» **WHAT IS EXPECTED**
Give every line from the entries that contains "image".
:: DATASET RECORDS
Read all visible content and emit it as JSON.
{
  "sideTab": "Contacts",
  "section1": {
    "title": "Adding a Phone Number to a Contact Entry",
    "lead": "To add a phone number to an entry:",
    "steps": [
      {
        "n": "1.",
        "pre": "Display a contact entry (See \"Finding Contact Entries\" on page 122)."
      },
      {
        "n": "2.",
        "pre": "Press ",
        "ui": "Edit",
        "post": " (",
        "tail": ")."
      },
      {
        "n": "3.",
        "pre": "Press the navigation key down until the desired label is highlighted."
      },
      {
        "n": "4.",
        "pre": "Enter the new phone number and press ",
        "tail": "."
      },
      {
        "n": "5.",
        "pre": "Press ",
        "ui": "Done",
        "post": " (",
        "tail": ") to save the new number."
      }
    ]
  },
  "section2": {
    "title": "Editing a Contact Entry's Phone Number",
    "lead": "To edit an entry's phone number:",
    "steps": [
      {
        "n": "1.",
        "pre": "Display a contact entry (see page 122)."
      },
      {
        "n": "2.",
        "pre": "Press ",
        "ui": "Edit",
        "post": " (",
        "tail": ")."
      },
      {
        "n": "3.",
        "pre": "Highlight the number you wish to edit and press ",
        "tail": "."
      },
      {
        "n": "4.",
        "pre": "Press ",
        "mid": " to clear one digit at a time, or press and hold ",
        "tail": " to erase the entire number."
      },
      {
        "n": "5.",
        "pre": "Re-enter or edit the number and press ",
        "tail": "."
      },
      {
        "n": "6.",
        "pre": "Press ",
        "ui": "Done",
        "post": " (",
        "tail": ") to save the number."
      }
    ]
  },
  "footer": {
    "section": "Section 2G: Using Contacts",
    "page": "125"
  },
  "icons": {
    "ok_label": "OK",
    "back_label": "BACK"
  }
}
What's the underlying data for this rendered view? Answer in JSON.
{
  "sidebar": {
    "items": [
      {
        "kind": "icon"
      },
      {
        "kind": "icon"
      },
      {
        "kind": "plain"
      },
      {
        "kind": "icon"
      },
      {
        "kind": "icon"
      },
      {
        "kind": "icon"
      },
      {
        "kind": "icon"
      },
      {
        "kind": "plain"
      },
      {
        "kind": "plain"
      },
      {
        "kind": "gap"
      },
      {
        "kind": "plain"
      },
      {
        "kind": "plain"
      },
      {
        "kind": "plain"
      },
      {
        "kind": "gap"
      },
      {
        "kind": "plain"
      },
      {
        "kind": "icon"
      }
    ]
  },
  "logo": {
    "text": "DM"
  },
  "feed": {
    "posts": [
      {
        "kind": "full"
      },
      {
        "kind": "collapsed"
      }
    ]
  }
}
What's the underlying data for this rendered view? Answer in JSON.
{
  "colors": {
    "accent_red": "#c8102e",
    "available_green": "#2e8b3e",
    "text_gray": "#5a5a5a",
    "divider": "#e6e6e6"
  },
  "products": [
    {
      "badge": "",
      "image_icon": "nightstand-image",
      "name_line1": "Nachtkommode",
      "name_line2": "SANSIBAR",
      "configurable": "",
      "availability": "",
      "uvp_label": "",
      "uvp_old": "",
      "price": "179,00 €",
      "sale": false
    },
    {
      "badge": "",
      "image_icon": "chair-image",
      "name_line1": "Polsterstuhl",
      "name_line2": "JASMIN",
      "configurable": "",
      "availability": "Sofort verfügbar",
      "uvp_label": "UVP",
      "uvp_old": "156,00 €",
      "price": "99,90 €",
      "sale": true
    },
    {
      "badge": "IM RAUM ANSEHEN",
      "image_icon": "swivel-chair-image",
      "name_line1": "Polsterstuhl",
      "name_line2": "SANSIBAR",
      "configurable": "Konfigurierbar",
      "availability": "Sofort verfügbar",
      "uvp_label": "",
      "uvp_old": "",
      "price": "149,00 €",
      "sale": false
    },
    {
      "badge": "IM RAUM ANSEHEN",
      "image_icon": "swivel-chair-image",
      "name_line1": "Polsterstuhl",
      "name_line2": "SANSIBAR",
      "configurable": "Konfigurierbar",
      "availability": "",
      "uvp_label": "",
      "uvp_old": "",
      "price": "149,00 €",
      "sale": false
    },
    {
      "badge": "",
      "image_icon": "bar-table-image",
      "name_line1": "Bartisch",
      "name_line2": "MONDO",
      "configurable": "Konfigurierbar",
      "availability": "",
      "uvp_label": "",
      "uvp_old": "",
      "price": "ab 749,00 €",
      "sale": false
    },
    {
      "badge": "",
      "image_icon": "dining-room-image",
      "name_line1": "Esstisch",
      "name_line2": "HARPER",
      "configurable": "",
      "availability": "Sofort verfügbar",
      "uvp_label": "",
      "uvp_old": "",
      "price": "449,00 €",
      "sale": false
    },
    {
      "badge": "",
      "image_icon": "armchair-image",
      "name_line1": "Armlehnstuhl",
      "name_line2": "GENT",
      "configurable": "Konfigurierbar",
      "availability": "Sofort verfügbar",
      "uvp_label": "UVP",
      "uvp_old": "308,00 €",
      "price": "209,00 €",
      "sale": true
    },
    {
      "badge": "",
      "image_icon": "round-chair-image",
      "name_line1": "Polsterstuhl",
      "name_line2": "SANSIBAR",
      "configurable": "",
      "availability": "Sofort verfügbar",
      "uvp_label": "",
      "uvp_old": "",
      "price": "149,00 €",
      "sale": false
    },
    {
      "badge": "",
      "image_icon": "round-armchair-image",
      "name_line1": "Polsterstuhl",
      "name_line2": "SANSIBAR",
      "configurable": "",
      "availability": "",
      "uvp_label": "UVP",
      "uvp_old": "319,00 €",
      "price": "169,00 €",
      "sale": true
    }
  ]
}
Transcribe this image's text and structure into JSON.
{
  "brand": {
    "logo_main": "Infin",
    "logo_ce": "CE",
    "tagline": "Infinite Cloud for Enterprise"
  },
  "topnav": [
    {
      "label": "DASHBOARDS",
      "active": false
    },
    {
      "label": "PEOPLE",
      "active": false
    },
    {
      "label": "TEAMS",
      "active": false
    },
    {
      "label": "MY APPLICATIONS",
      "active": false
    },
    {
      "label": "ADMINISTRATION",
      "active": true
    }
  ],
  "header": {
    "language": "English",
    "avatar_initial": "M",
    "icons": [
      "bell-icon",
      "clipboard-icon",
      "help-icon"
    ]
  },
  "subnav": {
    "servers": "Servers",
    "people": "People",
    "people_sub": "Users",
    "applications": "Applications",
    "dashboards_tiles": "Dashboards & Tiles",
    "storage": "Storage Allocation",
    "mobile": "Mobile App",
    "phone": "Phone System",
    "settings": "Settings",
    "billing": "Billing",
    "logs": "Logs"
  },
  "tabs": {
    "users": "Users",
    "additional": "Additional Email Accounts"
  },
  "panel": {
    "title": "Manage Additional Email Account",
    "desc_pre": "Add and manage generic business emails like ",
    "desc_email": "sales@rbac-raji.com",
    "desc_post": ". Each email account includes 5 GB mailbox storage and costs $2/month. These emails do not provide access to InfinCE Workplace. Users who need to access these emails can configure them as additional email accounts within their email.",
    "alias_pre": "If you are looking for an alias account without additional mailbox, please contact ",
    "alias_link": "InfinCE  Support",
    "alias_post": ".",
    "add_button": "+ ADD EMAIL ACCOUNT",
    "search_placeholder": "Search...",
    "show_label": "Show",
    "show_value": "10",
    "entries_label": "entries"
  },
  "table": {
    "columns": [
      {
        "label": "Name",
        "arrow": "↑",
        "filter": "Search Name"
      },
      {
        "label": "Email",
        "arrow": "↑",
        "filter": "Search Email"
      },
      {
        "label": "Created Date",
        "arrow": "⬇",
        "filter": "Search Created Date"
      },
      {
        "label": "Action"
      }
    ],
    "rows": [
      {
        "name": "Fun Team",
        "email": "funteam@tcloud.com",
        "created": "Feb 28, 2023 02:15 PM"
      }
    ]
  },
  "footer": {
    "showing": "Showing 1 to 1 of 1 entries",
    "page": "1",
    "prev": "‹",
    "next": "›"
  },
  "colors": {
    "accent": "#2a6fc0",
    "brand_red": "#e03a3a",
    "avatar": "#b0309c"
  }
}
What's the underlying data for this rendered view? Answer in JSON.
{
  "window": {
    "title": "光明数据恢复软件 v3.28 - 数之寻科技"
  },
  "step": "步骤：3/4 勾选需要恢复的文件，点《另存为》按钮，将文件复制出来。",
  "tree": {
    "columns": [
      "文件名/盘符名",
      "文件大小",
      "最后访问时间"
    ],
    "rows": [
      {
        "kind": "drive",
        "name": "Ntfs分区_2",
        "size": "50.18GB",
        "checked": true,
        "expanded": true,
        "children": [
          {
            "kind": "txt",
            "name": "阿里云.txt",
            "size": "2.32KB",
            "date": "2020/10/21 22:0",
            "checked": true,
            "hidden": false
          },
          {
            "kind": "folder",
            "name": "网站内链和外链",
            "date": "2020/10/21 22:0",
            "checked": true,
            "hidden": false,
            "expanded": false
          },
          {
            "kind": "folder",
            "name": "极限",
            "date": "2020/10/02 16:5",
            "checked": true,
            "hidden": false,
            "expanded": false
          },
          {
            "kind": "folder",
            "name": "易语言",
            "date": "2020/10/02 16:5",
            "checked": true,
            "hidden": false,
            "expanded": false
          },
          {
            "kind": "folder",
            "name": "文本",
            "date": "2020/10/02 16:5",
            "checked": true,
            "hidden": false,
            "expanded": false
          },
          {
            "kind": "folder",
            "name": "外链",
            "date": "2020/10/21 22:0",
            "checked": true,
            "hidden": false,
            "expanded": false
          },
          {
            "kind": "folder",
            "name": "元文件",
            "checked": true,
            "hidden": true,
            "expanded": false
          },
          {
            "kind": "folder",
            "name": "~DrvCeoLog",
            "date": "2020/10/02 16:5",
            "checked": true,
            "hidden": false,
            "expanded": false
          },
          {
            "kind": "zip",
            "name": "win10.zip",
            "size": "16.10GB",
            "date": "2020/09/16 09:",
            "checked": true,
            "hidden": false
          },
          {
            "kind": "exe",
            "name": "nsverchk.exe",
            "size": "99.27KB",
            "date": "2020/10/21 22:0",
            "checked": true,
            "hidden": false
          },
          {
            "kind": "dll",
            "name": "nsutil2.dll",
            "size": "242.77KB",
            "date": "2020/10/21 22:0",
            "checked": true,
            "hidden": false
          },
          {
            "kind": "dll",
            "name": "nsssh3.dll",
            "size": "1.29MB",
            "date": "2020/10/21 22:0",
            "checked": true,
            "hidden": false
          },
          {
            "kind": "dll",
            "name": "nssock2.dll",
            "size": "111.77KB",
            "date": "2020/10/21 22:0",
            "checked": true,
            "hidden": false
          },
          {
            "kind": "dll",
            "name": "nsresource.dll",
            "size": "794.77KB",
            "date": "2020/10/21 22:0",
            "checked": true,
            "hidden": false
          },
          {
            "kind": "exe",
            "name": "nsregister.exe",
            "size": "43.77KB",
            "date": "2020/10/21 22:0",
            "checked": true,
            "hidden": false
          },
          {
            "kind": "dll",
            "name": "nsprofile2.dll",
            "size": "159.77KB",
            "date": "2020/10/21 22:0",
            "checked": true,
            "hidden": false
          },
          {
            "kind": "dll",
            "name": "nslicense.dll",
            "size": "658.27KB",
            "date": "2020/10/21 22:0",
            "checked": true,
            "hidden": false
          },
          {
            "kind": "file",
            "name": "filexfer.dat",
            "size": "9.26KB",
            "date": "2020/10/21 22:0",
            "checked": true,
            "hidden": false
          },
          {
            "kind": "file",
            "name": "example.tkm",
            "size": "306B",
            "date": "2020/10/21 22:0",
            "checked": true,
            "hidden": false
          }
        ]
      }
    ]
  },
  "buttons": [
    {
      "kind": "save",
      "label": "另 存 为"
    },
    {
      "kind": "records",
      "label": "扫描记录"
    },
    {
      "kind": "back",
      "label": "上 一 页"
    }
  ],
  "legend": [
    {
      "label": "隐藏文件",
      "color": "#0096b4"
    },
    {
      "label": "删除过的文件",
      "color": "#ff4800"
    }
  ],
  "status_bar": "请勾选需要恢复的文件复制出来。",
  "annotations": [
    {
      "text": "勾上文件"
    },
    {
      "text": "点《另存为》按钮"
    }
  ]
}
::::
» **YOUR RESPONSE**
      "image_icon": "nightstand-image",
      "image_icon": "chair-image",
      "image_icon": "swivel-chair-image",
      "image_icon": "swivel-chair-image",
      "image_icon": "bar-table-image",
      "image_icon": "dining-room-image",
      "image_icon": "armchair-image",
      "image_icon": "round-chair-image",
      "image_icon": "round-armchair-image",
Transcribe this image's text and structure into JSON.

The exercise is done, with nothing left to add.